The remainder of the pack’s talking points all speak to the expertise of Patagonia’s designers. The water bottle pockets are fairly generous and the elastic securely holds everything from Nalgenes to thin Kleen Kanteens. Additionally, the strap/buckle combination both the shoulder straps and the sternum straps are excellent – they pull easily and then stay locked in place with no strap creep. Lastly, should you need quick access to your phone or a camera to photograph one of Bozeman’s beloved wildcats, the zippered front stash pocket is readily available. Again, it’s not sealed, so be careful of actually storing electronics there in very wet conditions.
- GREAT fabric – will likely outlast the Patagonia brand and me
- Internal storage is spartan yet thoughtfully selected
- Foam density for straps and back panel is spot on for comfort/support
- Daisy-chain sternum strap resists any creeping
- Straps pull easily, do not creep
- Back panel issues as noted above that should be smoothed out with time
- Perhaps a sealed or storm-baffled main zipper would have been appropriate
The Bottom Line: Black Hole 25L Pack
I’ve enjoyed being able to toss books and electronics in the Black Hole and then trust that they’ll come out perfectly dry at the end of a ride or a day of use. Many backpacks that are this resistant to the elements are also remarkably ugly, utilitarian things — Patagonia managed to couple bombproof fabric with a pleasingly sleek aesthetic.
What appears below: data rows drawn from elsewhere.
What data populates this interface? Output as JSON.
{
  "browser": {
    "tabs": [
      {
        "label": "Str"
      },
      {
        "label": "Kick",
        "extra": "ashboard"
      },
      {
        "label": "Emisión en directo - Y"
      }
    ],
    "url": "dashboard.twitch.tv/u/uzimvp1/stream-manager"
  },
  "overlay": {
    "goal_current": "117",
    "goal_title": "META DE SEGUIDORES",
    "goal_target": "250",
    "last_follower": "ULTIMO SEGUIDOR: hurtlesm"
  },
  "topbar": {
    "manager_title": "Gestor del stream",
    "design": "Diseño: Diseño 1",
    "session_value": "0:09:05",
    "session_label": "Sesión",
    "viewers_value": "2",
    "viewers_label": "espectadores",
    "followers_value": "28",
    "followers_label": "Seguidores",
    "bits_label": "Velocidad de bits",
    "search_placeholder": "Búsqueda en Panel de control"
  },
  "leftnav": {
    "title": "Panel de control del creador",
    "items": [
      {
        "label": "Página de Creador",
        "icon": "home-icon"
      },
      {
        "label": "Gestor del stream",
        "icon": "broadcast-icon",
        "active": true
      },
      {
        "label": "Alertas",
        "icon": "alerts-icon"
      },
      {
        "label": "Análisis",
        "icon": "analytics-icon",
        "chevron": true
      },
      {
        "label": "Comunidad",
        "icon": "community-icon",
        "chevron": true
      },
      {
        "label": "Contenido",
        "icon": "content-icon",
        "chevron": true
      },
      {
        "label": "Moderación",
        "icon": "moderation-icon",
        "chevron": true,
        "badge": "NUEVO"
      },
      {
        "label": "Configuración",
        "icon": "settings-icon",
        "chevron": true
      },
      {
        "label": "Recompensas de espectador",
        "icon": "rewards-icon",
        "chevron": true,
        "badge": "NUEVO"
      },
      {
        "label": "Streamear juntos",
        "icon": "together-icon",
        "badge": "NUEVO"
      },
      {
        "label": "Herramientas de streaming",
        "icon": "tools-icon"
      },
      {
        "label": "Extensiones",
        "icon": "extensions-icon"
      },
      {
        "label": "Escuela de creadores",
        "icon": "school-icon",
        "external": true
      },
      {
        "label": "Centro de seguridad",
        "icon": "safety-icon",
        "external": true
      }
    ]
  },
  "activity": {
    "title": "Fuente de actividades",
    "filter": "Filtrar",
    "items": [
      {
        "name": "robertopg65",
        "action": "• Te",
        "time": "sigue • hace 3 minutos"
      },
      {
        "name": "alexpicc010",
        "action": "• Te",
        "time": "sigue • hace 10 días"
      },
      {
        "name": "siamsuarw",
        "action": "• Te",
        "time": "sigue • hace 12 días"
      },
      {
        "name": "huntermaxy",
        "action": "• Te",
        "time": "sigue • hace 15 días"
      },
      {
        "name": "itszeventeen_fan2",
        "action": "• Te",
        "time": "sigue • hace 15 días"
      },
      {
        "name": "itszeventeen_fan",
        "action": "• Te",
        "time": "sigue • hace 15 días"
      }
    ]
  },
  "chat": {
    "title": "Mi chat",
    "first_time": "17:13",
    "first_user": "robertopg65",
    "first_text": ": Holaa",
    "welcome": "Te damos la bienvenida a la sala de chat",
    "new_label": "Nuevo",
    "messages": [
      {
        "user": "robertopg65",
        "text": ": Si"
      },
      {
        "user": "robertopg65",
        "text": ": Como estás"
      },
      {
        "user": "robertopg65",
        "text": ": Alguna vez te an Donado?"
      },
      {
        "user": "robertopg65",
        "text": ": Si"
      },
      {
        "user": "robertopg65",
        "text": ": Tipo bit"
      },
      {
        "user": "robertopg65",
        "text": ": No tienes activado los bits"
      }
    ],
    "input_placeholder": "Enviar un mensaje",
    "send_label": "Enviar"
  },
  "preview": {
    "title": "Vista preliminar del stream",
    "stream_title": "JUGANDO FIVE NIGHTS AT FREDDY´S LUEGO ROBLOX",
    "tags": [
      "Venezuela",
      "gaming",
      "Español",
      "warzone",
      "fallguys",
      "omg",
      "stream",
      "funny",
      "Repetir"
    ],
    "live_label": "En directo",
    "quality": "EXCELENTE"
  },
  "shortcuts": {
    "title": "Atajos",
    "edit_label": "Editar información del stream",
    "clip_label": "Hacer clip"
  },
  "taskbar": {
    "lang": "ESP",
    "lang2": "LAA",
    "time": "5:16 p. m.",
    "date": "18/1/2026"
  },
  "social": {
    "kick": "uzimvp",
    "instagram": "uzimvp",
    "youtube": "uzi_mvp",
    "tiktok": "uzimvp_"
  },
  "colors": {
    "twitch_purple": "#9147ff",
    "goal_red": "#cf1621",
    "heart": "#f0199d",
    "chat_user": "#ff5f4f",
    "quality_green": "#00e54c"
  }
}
That’s no mean feat, but what else do we expect from Patagonia?
Buy Now: Available from Patagonia.com